Participation is Strong

The Vital Signs community of practice engages students and teachers from across Maine, with our expert community extending into New Hampshire, Massachusetts, Connecticut, New York, Illinois, and California. To date, over 7,000 observations have been posted in the database. This school year, we have had 1,583 active accounts, including 1,139 student teams (typically three students per team), 103 teachers, 292 citizen scientists (includes adults and additional students), and 49 expert reviewers. These members of the community worked together to contribute and evaluate 1,106 new species observations.

Meaningful Research Motivates Students

In addition to the field missions and investigations conducted statewide, seven schools assisted the Maine Department of Marine Resources and the Maine Marine Invasive Species Collaborative in identifying an invasive red algae, Dasysiphonia japonica. Substrate samples were collected during the annual juvenile lobster survey at 17 sites across the Maine coast. Students examined these samples, and identified via microscopy whether D. japonica was present. Students were thrilled to be participating in lab work that will contribute to better understanding of the potential subtidal impacts that this new invader may be having in Maine. Teachers were excited to integrate this work into their curriculum in a number of creative ways. 

A Broader Community is Engaging
A successful extending component of the program, Vital Communities, empowers students to design their own initiatives to educate the public and catalyze community efforts to monitor for invasive species. From forums to carnivals, flyer campaigns to collaborations with local elementary schools, students at our pilot schools enthusiastically took charge as community leaders.

Our team has shared the Vital Communities curriculum through local education conferences, introducing teachers to the curriculum supports and sharing models of the curriculum in action. We have also planned professional development institutes to dive deeper into this kind of project based learning with teachers. We are excited to see this student-leadership model spread around the state, giving more young people the opportunity and support to step up as environmental leaders and engage their communities in environmental stewardship and management efforts.

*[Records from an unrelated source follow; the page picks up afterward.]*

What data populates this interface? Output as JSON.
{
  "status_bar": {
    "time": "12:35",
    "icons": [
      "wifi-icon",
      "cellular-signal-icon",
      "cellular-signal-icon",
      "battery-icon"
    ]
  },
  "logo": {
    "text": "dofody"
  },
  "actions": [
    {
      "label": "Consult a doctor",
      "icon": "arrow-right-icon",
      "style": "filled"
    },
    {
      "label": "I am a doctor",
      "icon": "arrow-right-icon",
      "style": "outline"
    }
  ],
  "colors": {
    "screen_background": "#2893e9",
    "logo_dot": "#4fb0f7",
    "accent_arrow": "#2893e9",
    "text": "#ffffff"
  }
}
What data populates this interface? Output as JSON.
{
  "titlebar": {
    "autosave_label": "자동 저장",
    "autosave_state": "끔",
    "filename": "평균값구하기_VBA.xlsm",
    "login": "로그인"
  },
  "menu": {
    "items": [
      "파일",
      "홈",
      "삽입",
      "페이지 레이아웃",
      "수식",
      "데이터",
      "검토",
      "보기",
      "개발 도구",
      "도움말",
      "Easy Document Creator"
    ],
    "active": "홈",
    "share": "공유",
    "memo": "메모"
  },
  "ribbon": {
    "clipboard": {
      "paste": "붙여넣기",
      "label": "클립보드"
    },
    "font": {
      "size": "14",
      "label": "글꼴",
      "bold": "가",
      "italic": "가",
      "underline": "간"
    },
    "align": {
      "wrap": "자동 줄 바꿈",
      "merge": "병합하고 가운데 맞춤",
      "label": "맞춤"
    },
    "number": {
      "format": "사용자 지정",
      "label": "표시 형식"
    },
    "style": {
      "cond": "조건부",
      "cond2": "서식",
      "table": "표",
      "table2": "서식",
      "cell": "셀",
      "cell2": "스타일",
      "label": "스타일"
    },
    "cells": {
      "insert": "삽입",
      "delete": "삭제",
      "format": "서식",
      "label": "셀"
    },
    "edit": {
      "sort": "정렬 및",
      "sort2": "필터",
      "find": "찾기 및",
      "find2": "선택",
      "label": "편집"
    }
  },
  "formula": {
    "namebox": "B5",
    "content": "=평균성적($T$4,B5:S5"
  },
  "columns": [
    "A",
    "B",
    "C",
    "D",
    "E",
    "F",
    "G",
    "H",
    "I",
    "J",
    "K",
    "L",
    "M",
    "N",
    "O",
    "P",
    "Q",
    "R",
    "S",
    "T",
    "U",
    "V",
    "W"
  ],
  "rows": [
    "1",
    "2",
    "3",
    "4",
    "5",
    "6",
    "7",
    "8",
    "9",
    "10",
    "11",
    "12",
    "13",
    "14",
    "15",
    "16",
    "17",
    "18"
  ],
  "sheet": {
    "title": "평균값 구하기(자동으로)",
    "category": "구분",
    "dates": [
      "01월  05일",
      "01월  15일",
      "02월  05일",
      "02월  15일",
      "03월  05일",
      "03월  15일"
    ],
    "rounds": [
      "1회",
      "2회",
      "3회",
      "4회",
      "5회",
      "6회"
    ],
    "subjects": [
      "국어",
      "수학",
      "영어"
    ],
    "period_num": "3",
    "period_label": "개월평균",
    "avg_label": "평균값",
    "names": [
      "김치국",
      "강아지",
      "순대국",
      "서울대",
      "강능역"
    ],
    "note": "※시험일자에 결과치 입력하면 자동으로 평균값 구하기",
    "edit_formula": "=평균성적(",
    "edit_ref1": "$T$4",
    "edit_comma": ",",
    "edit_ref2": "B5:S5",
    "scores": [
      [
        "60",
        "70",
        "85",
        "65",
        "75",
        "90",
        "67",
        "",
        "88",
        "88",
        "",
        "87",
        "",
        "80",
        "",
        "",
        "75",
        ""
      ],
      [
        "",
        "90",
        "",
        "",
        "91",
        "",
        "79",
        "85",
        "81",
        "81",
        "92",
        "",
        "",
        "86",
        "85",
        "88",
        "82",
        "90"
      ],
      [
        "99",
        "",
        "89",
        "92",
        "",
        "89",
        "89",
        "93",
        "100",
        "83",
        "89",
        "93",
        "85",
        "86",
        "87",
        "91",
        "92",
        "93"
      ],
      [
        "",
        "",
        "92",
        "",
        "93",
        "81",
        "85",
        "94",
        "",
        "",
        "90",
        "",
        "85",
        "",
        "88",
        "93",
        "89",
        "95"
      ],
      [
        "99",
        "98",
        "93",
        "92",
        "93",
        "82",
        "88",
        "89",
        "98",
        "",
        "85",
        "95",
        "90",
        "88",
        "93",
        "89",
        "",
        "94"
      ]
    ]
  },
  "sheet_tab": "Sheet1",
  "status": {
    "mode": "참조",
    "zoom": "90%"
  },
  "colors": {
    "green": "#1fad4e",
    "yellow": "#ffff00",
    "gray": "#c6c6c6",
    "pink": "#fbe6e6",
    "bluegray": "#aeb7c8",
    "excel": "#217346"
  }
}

Teachers Benefit from Professional Development

The Vital Signs team engaged 95 teachers in professional development trainings and workshops from communities across the state. To reach more teachers from more distant areas, we hosted our first interactive online institute over three weeks in August. That experience was recorded for other teachers to use as a self-directed learning experience, bringing us closer to the day when great professional development can be an anytime, anywhere opportunity for our teachers.  

Building on the strong impact of a recent workshop around scientific argumentation, we developed a series of “Next Steps” trainings to improve teacher skill and confidence in key content areas, including data analysis, biodiversity, and hands-on investigations. One of the most exciting outcomes of this work is how it supported teachers in working in teams across disciplines like math and science.

Evidence Supports Program Impact & Student Learning

We completed work with research partners at University of Maine to investigate Vital Signs’ impact on student reasoning skills. This research suggests that when students contrast similar species, they are more likely to discern key characteristics, make their reasoning explicit, and construct better-reasoned arguments.

With these partners, we also created a new formative assessment tool that teachers can use to evaluate their students’ ability to make their reasoning explicit and rule out alternative claims. One teacher shared that “I cannot speak highly enough of how this helped my students develop their understanding of argumentation in science… I plan on doing this with every class I teach!” We have seen immediate impacts on student use of evidence and reasoning in their species observations, with detailed descriptions of their observations and careful attention to reasoned argument.

Vital Signs is having powerful impact on student learning and teacher confidence across Maine. With growing momentum and valuable new activities integrated into the program, we anticipate that next year will be even more successful.